    That's M.2 version...

    [MEDIA=imgur]lxdRhW0[/MEDIA]
    View: https://i.imgur.com/lxdRhW0.jpg
  • TJ Hooker
    Quote:
    Hello, just purchased this today and it's a failure, it should be faster not slower than norma 970 evo version... o_O Any sugestions? That's M.2 version...

    Should probably just start your own thread for this, but...
    What motherboard and CPU do you have?
  • TJ Hooker
    Which M.2 slot is the SSD in?
  • TzunnyNIB
    Quote:
    Which M.2 slot is the SSD in?

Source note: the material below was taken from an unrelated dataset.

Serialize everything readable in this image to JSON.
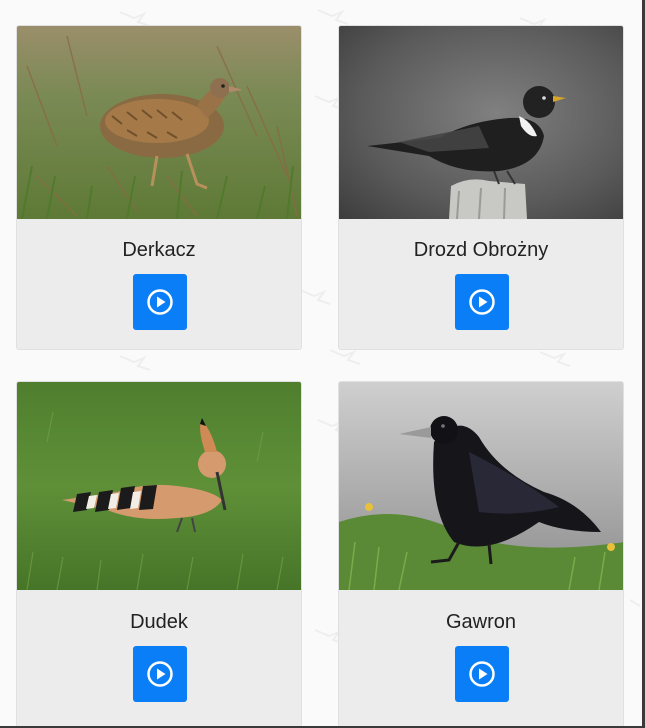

    Both are occupied, both ssd's are M.2.
    EVO Plus is in the bottom slot, while the EVO basic is in the slot under the CPU
  • TJ Hooker
    Bottom slot is only PCIe x2 rather than x4.
  • TzunnyNIB
    Sorry, but i'm a bit of noob. That means: any ssd i put there (if i swap them is useless i guess) will have half of the listed speeds from specifications?
    So the ssd is ok but the mobo slot doesn't allow him it to run full mode?!

    Is there a mobo for Ryzen 7 which to have 2 * M.2 slots that to run in full mode?

    And thank you very much for the help sir!
  • TJ Hooker
    Pretty much.

    I don't know of any Ryzen mobo that has two M.2 slots that are both 3.0 x4 off the top of my head. You'd probably have to get an M.2 add in card adapter so you could put the SSD in a PCIe slot. But your graphic card would drop down to x8 from x16 in that case.
  • TzunnyNIB
    Reducing gpu from x16 to x8 afffects performance or what actually affects?
  • TJ Hooker
    For gaming the impact of dropping down to x8 is small to non existent in most cases.